She isn’t alone. Over the years parents have continued to endure exorbitant school fees all because we want the best for our children, but not anymore as we live in desperate times. Last week, Vanguard Newspaper published a report titled ‘Recession: Schools Give Discounts on Fees’ and I was like, you’ve got to be kidding me!
The newspaper investigations revealed that parents were beginning to withdraw their children and wards from private schools to public schools as some of them could no longer afford to pay the fees. Owners of some private schools in the bid to check the unfavourable trend decided to introduce attractive discounts to parents. One of such offers was for parents to pay one year school fees in advance, and get 50 per cent discount the following year. Some other schools offered to reduce school fees so as to appeal to the conscience of parents who might be considering moving to public schools. Some parents chose to mount pressure on school administrators asking for double promotion for their children to relieve them of the burden of paying school fees for one year with a threat that if they don’t accept, they would withdraw their wards to other schools.

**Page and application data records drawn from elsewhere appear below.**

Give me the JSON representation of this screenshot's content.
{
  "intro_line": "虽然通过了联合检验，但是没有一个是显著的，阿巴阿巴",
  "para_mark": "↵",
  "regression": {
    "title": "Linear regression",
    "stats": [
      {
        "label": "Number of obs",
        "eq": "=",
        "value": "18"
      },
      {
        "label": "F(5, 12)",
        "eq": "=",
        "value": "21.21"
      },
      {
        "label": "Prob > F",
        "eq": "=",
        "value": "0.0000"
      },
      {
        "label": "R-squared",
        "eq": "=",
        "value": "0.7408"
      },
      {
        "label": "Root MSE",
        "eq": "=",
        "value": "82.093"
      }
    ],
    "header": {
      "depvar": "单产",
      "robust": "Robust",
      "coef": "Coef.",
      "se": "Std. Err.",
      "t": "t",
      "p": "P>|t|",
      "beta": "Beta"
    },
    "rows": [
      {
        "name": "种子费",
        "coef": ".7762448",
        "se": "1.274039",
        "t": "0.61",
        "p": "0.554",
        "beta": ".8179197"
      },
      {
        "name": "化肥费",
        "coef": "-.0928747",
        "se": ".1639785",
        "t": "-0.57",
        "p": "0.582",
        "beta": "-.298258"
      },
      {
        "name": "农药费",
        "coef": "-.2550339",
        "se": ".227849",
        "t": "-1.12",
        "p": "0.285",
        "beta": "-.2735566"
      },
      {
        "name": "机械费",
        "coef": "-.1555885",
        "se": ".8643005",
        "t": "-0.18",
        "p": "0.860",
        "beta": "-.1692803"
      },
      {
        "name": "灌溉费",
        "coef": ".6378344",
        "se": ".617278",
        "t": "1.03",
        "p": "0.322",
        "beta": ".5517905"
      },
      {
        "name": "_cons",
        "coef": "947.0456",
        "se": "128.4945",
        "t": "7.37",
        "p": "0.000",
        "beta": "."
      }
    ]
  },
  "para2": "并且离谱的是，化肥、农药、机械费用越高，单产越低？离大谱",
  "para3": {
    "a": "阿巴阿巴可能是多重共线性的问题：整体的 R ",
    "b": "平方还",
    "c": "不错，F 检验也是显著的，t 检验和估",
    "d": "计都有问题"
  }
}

I know a parent who has used this method to move two of her children from basic four (primary) to secondary school both schools belonging to the same proprietor.
Private schools allow payments by installments for parents who can’t pay the lump sum at once, but this year, it appears parents seeking to pay in installments have increased due to the recession. According to the report some school proprietors said the number of pupils returning to school is low as some have been taken to more affordable schools, some public schools, others still at home. But if private schools are offering discounts and a reduction in school fees could it be that the schools fees were unreasonably high in the first place?
Here’s a funny message making the rounds on social media on this:
This economic recession is no longer funny oo, see women pricing school fees “Aunty, how much if we remove Geography and Physical Education, I want him to become a doctor not a traveler. OK, what if he comes to school only Monday, Wednesday and Friday will you reduce it?”
Starting a private school in Nigeria became a very lucrative business for anyone who had an apartment to spare and some money to pay for Government approval. In a country where there is lack of adequate investment in education, dilapidated infrastructural facilities, poorly paid teachers and generally low standards of education, Government owned schools have been reduced to nothing, giving way to the rapid growth of private educational institutions.
Private schools in Nigeria in order to lure parents, especially those with deep pockets adopted foreign school curriculum, majority of them preferred hiring white expatriates as head or administrators of their schools, also international trips were included as part of school activities to make parents feel they are getting the same quality of education available outside the country.
Sometime ago I published an article I titled, ‘Can Your Child’s School Fees Buy a Plot of Land?’ Well, this excerpt taken from a report in the Vanguard newspaper of December 2015, titled ‘What Nigerian Private Schools Cost Parents’ answers the question:
Dowen College, Lekki, charges as much as N2,000,000 annually for a boarding student and N1,250,000 for day students; Atlantic Hall charges as much as N2,270,000 per student; Greensprings Schools charge over N3 million for boarding and almost N2 million for day students; Lekki British International School, Lekki Phase 1, charges $19,500 (over N4m) + N200,000 development fee; while British International School, Victoria Island, charge $26,750 + N200,000 annually for a student.
We tend to place higher value on expensive things here in Nigeria, and our children’s school isn’t any different. We look out for structures and how nice the environments are when making choices for schools. Private school proprietors are no doubt taking advantage of this as well as the lapses in public schools and are making us pay dearly for it.
The question is, are public schools really a good option, with environments untidy, collapsing buildings, lack of furniture, and unmotivated staff? Many would say provided our children are well taken care of in private schools and we can afford it, why not? But for the majority who can’t afford it, home schooling may be an option begging to be considered. Only time will tell.
What’s your thought?
Image courtesy: nigeriahealthwatch.